(Beginning of The data)

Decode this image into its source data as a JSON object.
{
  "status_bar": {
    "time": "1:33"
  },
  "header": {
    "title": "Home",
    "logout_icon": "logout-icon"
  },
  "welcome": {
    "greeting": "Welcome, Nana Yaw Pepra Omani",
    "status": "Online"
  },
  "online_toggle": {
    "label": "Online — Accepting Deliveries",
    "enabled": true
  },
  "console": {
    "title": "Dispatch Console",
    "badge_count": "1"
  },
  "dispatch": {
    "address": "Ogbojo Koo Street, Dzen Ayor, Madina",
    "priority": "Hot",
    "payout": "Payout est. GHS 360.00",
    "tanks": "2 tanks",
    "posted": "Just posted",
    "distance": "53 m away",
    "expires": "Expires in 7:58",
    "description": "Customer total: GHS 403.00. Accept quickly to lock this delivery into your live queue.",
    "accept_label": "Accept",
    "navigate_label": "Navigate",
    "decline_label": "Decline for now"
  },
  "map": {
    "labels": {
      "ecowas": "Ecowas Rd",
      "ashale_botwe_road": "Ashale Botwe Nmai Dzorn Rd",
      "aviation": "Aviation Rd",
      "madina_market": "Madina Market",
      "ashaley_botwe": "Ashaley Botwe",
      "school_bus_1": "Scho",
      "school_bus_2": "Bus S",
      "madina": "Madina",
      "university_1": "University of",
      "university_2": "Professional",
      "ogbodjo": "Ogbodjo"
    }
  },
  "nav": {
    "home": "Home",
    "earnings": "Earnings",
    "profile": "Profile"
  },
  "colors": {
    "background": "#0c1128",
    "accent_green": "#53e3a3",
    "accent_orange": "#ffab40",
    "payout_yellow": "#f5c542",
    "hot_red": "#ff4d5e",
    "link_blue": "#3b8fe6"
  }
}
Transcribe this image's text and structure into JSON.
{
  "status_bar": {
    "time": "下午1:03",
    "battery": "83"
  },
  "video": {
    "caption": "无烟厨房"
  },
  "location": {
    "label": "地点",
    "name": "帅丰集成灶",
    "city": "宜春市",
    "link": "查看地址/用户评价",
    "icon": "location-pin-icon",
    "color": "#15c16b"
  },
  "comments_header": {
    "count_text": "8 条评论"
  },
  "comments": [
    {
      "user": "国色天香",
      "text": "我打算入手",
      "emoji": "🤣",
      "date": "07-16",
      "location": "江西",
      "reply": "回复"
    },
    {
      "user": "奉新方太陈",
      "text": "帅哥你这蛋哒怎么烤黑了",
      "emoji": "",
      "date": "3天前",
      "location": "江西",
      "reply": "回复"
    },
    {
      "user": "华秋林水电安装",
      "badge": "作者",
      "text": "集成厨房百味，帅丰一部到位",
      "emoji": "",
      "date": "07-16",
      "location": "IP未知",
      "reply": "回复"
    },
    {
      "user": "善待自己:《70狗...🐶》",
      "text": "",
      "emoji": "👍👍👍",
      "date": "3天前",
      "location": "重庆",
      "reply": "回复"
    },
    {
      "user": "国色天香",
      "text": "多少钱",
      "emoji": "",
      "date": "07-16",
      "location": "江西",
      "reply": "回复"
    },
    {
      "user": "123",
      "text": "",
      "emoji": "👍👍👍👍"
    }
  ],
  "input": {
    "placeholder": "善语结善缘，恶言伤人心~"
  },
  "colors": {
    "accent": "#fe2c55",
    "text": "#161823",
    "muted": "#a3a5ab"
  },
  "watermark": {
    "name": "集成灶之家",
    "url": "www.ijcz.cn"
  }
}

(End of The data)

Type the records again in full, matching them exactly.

Decode this image into its source data as a JSON object.
{
  "status_bar": {
    "time": "1:33"
  },
  "header": {
    "title": "Home",
    "logout_icon": "logout-icon"
  },
  "welcome": {
    "greeting": "Welcome, Nana Yaw Pepra Omani",
    "status": "Online"
  },
  "online_toggle": {
    "label": "Online — Accepting Deliveries",
    "enabled": true
  },
  "console": {
    "title": "Dispatch Console",
    "badge_count": "1"
  },
  "dispatch": {
    "address": "Ogbojo Koo Street, Dzen Ayor, Madina",
    "priority": "Hot",
    "payout": "Payout est. GHS 360.00",
    "tanks": "2 tanks",
    "posted": "Just posted",
    "distance": "53 m away",
    "expires": "Expires in 7:58",
    "description": "Customer total: GHS 403.00. Accept quickly to lock this delivery into your live queue.",
    "accept_label": "Accept",
    "navigate_label": "Navigate",
    "decline_label": "Decline for now"
  },
  "map": {
    "labels": {
      "ecowas": "Ecowas Rd",
      "ashale_botwe_road": "Ashale Botwe Nmai Dzorn Rd",
      "aviation": "Aviation Rd",
      "madina_market": "Madina Market",
      "ashaley_botwe": "Ashaley Botwe",
      "school_bus_1": "Scho",
      "school_bus_2": "Bus S",
      "madina": "Madina",
      "university_1": "University of",
      "university_2": "Professional",
      "ogbodjo": "Ogbodjo"
    }
  },
  "nav": {
    "home": "Home",
    "earnings": "Earnings",
    "profile": "Profile"
  },
  "colors": {
    "background": "#0c1128",
    "accent_green": "#53e3a3",
    "accent_orange": "#ffab40",
    "payout_yellow": "#f5c542",
    "hot_red": "#ff4d5e",
    "link_blue": "#3b8fe6"
  }
}
Transcribe this image's text and structure into JSON.
{
  "status_bar": {
    "time": "下午1:03",
    "battery": "83"
  },
  "video": {
    "caption": "无烟厨房"
  },
  "location": {
    "label": "地点",
    "name": "帅丰集成灶",
    "city": "宜春市",
    "link": "查看地址/用户评价",
    "icon": "location-pin-icon",
    "color": "#15c16b"
  },
  "comments_header": {
    "count_text": "8 条评论"
  },
  "comments": [
    {
      "user": "国色天香",
      "text": "我打算入手",
      "emoji": "🤣",
      "date": "07-16",
      "location": "江西",
      "reply": "回复"
    },
    {
      "user": "奉新方太陈",
      "text": "帅哥你这蛋哒怎么烤黑了",
      "emoji": "",
      "date": "3天前",
      "location": "江西",
      "reply": "回复"
    },
    {
      "user": "华秋林水电安装",
      "badge": "作者",
      "text": "集成厨房百味，帅丰一部到位",
      "emoji": "",
      "date": "07-16",
      "location": "IP未知",
      "reply": "回复"
    },
    {
      "user": "善待自己:《70狗...🐶》",
      "text": "",
      "emoji": "👍👍👍",
      "date": "3天前",
      "location": "重庆",
      "reply": "回复"
    },
    {
      "user": "国色天香",
      "text": "多少钱",
      "emoji": "",
      "date": "07-16",
      "location": "江西",
      "reply": "回复"
    },
    {
      "user": "123",
      "text": "",
      "emoji": "👍👍👍👍"
    }
  ],
  "input": {
    "placeholder": "善语结善缘，恶言伤人心~"
  },
  "colors": {
    "accent": "#fe2c55",
    "text": "#161823",
    "muted": "#a3a5ab"
  },
  "watermark": {
    "name": "集成灶之家",
    "url": "www.ijcz.cn"
  }
}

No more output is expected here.